Donnatelegrams is a sort of anti-singing telegram service in which Donna and her accompanist turn up to special occasions to deliver the bad news. In one sketch it’s a bit like the scene from Extras where David Bowie sings “Little fat man who sold his soul” to Andy, except it’s a wedding and Donna’s telling the groom his bride isn’t coming. Surprisingly, these sketches have continuity: the second sees her branching out into disco as her fame grows, the third has her grabbed by bikies as part of a torture scheme. It’s too one-note (ha!) to really satisfy – the musical numbers would have to be a lot better for that – but at least Donna herself is an actual comedy character here.
Whatever happened to our favourite fairy tale characters? Fabled has the answer, and if we say “Hansel and Gretel” you can possibly guess the rest… This sketch really doesn’t need to be five minutes long, and when you’re doing a sketch about Jack and the Beanstalk, do you really need to spend the first minute getting us up to speed on “Jack and the Beanstalk”? If we didn’t know it before, we’re not going to laugh now.
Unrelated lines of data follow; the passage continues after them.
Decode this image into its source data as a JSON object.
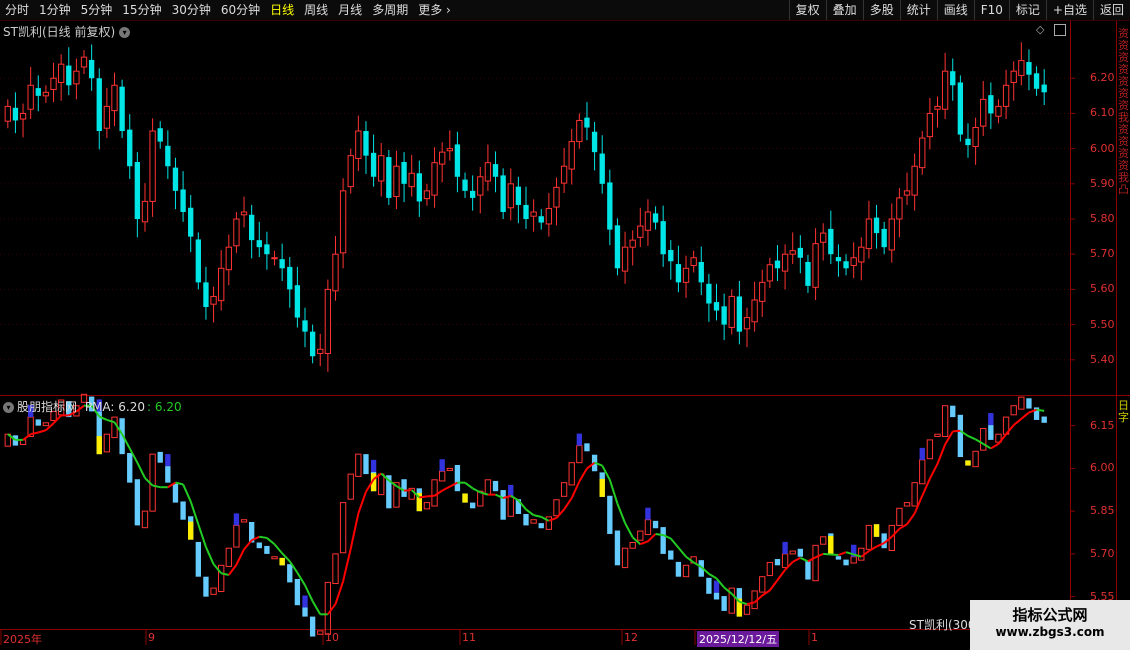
{
  "toolbar": {
    "periods": [
      "分时",
      "1分钟",
      "5分钟",
      "15分钟",
      "30分钟",
      "60分钟",
      "日线",
      "周线",
      "月线",
      "多周期",
      "更多"
    ],
    "active_period": "日线",
    "right_buttons": [
      "复权",
      "叠加",
      "多股",
      "统计",
      "画线",
      "F10",
      "标记",
      "+自选",
      "返回"
    ]
  },
  "main_chart": {
    "title": "ST凯利(日线 前复权)",
    "price_ticks": [
      "6.20",
      "6.10",
      "6.00",
      "5.90",
      "5.80",
      "5.70",
      "5.60",
      "5.50",
      "5.40"
    ],
    "side_chars": "资资资资资资资我资资资资我凸"
  },
  "indicator": {
    "name": "股朋指标网",
    "pma_label": "PMA: 6.20",
    "pma_value": ": 6.20",
    "ticks": [
      "6.15",
      "6.00",
      "5.85",
      "5.70",
      "5.55"
    ],
    "stock_tag": "ST凯利(300",
    "side_chars": "日字"
  },
  "date_axis": {
    "labels": [
      "2025年",
      "9",
      "10",
      "11",
      "12",
      "2025/12/12/五",
      "1"
    ]
  },
  "watermark": {
    "line1": "指标公式网",
    "line2": "www.zbgs3.com"
  },
  "colors": {
    "up": "#ff3333",
    "down": "#00e5e5",
    "ma_up": "#ff0000",
    "ma_down": "#22cc22",
    "grid": "#8b0000"
  },
  "chart_data": {
    "type": "candlestick",
    "ylim": [
      5.3,
      6.32
    ],
    "closes": [
      6.12,
      6.08,
      6.1,
      6.18,
      6.15,
      6.16,
      6.2,
      6.24,
      6.18,
      6.22,
      6.26,
      6.2,
      6.05,
      6.12,
      6.18,
      6.05,
      5.95,
      5.8,
      5.85,
      6.05,
      6.02,
      5.95,
      5.88,
      5.82,
      5.75,
      5.62,
      5.55,
      5.58,
      5.66,
      5.72,
      5.8,
      5.82,
      5.74,
      5.72,
      5.7,
      5.69,
      5.66,
      5.6,
      5.52,
      5.48,
      5.41,
      5.43,
      5.6,
      5.7,
      5.88,
      5.98,
      6.05,
      5.98,
      5.92,
      5.98,
      5.86,
      5.95,
      5.9,
      5.93,
      5.85,
      5.88,
      5.96,
      5.99,
      6.0,
      5.92,
      5.88,
      5.86,
      5.92,
      5.96,
      5.92,
      5.82,
      5.9,
      5.84,
      5.8,
      5.82,
      5.79,
      5.83,
      5.89,
      5.95,
      6.02,
      6.08,
      6.06,
      5.99,
      5.9,
      5.77,
      5.66,
      5.72,
      5.74,
      5.78,
      5.82,
      5.79,
      5.7,
      5.68,
      5.62,
      5.66,
      5.69,
      5.62,
      5.56,
      5.54,
      5.5,
      5.58,
      5.48,
      5.52,
      5.57,
      5.62,
      5.67,
      5.66,
      5.7,
      5.71,
      5.69,
      5.61,
      5.73,
      5.76,
      5.7,
      5.68,
      5.66,
      5.69,
      5.72,
      5.8,
      5.76,
      5.72,
      5.8,
      5.86,
      5.88,
      5.95,
      6.03,
      6.1,
      6.12,
      6.22,
      6.18,
      6.04,
      6.01,
      6.06,
      6.14,
      6.1,
      6.12,
      6.18,
      6.22,
      6.25,
      6.21,
      6.17,
      6.16
    ]
  }
}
It’s just stand-alone sketches in Fancy Boy, where Luke McGregor drops himself in offbeat situations – the first sketch has him pretending to be a “chalk” addict for a television interviewer in the hope of scoring $20,000 (cue him eating chalk on camera and having to confess his “addiction” to his disgusted co-workers). Unfortunately, these sketches tend to be a little too drawn out and rambling; for example, in the third he has trouble reasoning with the contract killer he’s hired with slightly hilarious consequences. This is one of those sketches which might work as a scene in a sitcom between a well-established character and a skilled guest star, but as a sketch in isolation it’s at least two minutes too long.
Dislike sport, sports programmes and the blokey-bloke men who bang about sport all day? Had a gutful of our relentlessly white media with it’s refusal to shift outside of a narrow range of stereotypes? Enjoy someone bunging on a “Hughsie” voice? Then you’ll love the relentless mockery from Mediacrity. The punchline to that second sketch needs some work, though.
We know $10,000 isn’t a great deal of money to spend on making three sketches and paying the cast and crew, but you’d think The Comestibles could have put together something with higher production values than waving household objects with eyes stuck on them in front of drawn backgrounds. They certainly didn’t spend much on the script!
The team from I’m With Stupid consists of a group of Sydney-based actors who’ve chosen to make a parody of a Christian band’s music video. This is an otherwise well-made sketch which is let down by it being unclear what the central conceit actually is. Are the band selling out and going sexy or not? Even after watching the separate “making of” sketch (built largely around the twin comedy classics of “Christians are clueless about sex” and “religious people trying to be cool are lame”), we don’t really know. More importantly, we kinda don’t care because this group seems far more interested in putting on a glossy show than making people laugh – that Gay Hunter sketch might have meant well, but there’s only so many times someone can say “Rayshell” before the joke is dead.
You know how this is supposed to be a new talent initiative, where people you’ve never heard of get a chance to have their work seen by thousands of people? Well, what the hell are Axis of Awesome doing here? They’re already an internet hit, who’ve released DVDs, performed overseas and appeared, amongst other things, on the BBC’s biennial Comic Relief broadcast. Can it really be that hard for them to find the money to get some more videos made?
Having said that, it’s nice to see the kinda established Touched By An Angle Grinder get a shot here. They’ve done some good stuff online and made shows for Melbourne’s Channel 31 where they’ve displayed the ability to cram a bunch of jokes into a short space (see the “learning to walk” sketch, a recursive look at physical rehabilitation, prank shows and puppetry), so it’s nice to see them given the opportunity to introduce a wider audience to the weird world of Pops.
The third part of our review of Fresh Blood is coming soon.